Seven ways to help your child be more resilient
It seems like there is a whole industry of specialists promoting training programs, self help books and all sorts of products to improve the resilience of children. But the truth is there is no one simple approach to helping a child build resilience. However, over the last 40 years or so, there have been a number of really interesting pieces of research that give us some clues to help kids learn how to bounce back
Make sure your home is a reading home
It might surprise you to know that one of the biggest factors that affects resilience is verbal skills. Children who grow up in households where they are read to, and they see adults reading are likely to develop a higher level of verbal skills than children who don’t. These verbal skills come in handy not only in nearly all areas of study, but for life in general.
Let your children find something they are good at
It doesn’t really matter whether they are good at ballet or love to crochet, children who have something about themselves that they are proud of always do better than kids who don’t. Healthy self-esteem doesn’t come from being told that you did well when you didn’t, or from being given a “developing” grade on a report card instead of a “D”. Healthy self-esteem comes from finding things you are good and enjoying the process of getting better, while taking pride in the genuine compliments people will pay about your success.
Promote their effort not their talent
There is compelling research that the language parents use in praising their children makes a difference in how likely they are to recover from setbacks. Children who are told things like “you are clever” d much worse that children who are told “you did well because you tried hard”. Being “clever” is a fixed characteristics, and there isn’t much that a kid can do about it. Working hard is something entirely within the control of the child. The same is true for words like: strong, pretty, fast, or good at math. Kids whose whole identify is tied in a fixed trait find failing such a huge shock that they are less likely to try again. Kids who have their identity tied into trying hard tend to just work harder when things get tough. Make sure you praise them for the work they put in, not just because of their natural skills.
Be honest with them when they fail at things
When a child brings home a D on their report card or doesn’t get picked for the music group or suffers anyone of a hundred disappointments in life, don’t lie to them about why.

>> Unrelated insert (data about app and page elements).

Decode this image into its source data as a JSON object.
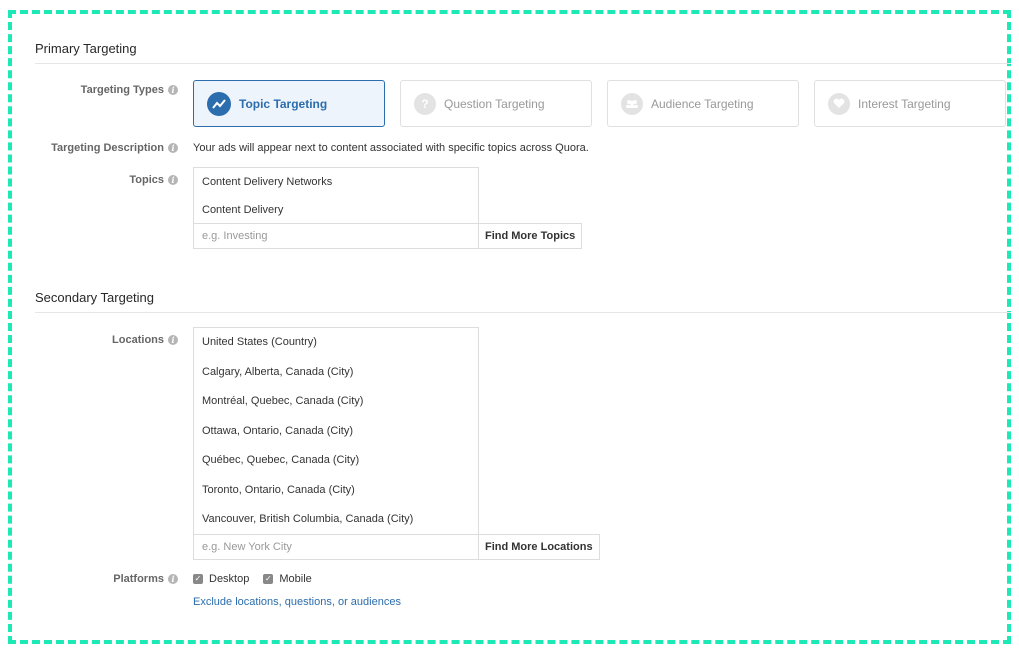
{
  "primary": {
    "title": "Primary Targeting",
    "targeting_types_label": "Targeting Types",
    "types": [
      {
        "label": "Topic Targeting",
        "selected": true,
        "icon": "trending-up-icon"
      },
      {
        "label": "Question Targeting",
        "selected": false,
        "icon": "question-icon"
      },
      {
        "label": "Audience Targeting",
        "selected": false,
        "icon": "people-icon"
      },
      {
        "label": "Interest Targeting",
        "selected": false,
        "icon": "heart-icon"
      }
    ],
    "description_label": "Targeting Description",
    "description": "Your ads will appear next to content associated with specific topics across Quora.",
    "topics_label": "Topics",
    "topics": [
      "Content Delivery Networks",
      "Content Delivery"
    ],
    "topics_placeholder": "e.g. Investing",
    "find_topics_button": "Find More Topics"
  },
  "secondary": {
    "title": "Secondary Targeting",
    "locations_label": "Locations",
    "locations": [
      "United States (Country)",
      "Calgary, Alberta, Canada (City)",
      "Montréal, Quebec, Canada (City)",
      "Ottawa, Ontario, Canada (City)",
      "Québec, Quebec, Canada (City)",
      "Toronto, Ontario, Canada (City)",
      "Vancouver, British Columbia, Canada (City)"
    ],
    "locations_placeholder": "e.g. New York City",
    "find_locations_button": "Find More Locations",
    "platforms_label": "Platforms",
    "platforms": [
      {
        "label": "Desktop",
        "checked": true
      },
      {
        "label": "Mobile",
        "checked": true
      }
    ],
    "exclude": {
      "prefix": "Exclude ",
      "locations": "locations",
      "sep1": ", ",
      "questions": "questions",
      "sep2": ", or ",
      "audiences": "audiences"
    }
  },
  "colors": {
    "accent": "#2b6dad",
    "frame": "#1de9b6"
  }
}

Don’t tell them the coach was just biased, or the teacher is unfair. Be kind, but help them to figure out why. If they are really really bad at football, maybe they shouldn’t be playing it, and they would be better off finding a pastime they are good at. But if they could be good at football if they tried harder maybe you help them figure out how to lift their game through practice and hard work. This will teach them that its ok to try at things, but most importantly, its ok to fail as long as you dust yourself off and try again.
Model good social skills
Kids with good social skills have better long-term outcomes than kids who don’t. Kids learn social skills by watching you. If you get angry to solve your problems so will they. If you sulk and refuse to talk to your wife when you have a fight then they will be learning not to address issues.
It is ok for kids to see parents disagree. But its even better for them to see you solve your problems like adults. It is also good for them to see you taking turns, sharing, helping people out for no personal gain, and being polite to people in the service industry. These social scripts will serve your child well as they are navigating their way through friendships, dating and even the job market.
Help them figure out their emotions
Emotional intelligence is a strong predictor of success in fields as diverse as science and sport. Children who understand how they feel and why, and can understand how other people think and feel and why do much better overall than children who don’t.
Kids are not born with the ability to control their emotions so they need you to help them to learn how. When a baby cries for no reason, they are soothed by mum or dad by rocking, stroking, and talking softly. As they get bigger, they need you to do this less as they learn to do it for themselves. But even for older kids, emotions can be big and scary. Part of your job as a parent is to help them make sense of their emotions. Give them a language of emotions and help them make good choices even when they are emotional.
Parenting to build resilience isn’t a sure-fire path to your kids’ success. It is about tipping the odds in their favour a bit. Life will throw them challenges, our job as parents is to give them the best chance to come out the other side of their challenges stronger for the experience.
As a child psychologist I am regularly asked by parents “Can you help my son/daughter become more resilient?” I hope this helps. Dr Aaron DJ Frost. Clinical Psychologist Brisbane at Benchmark Psychology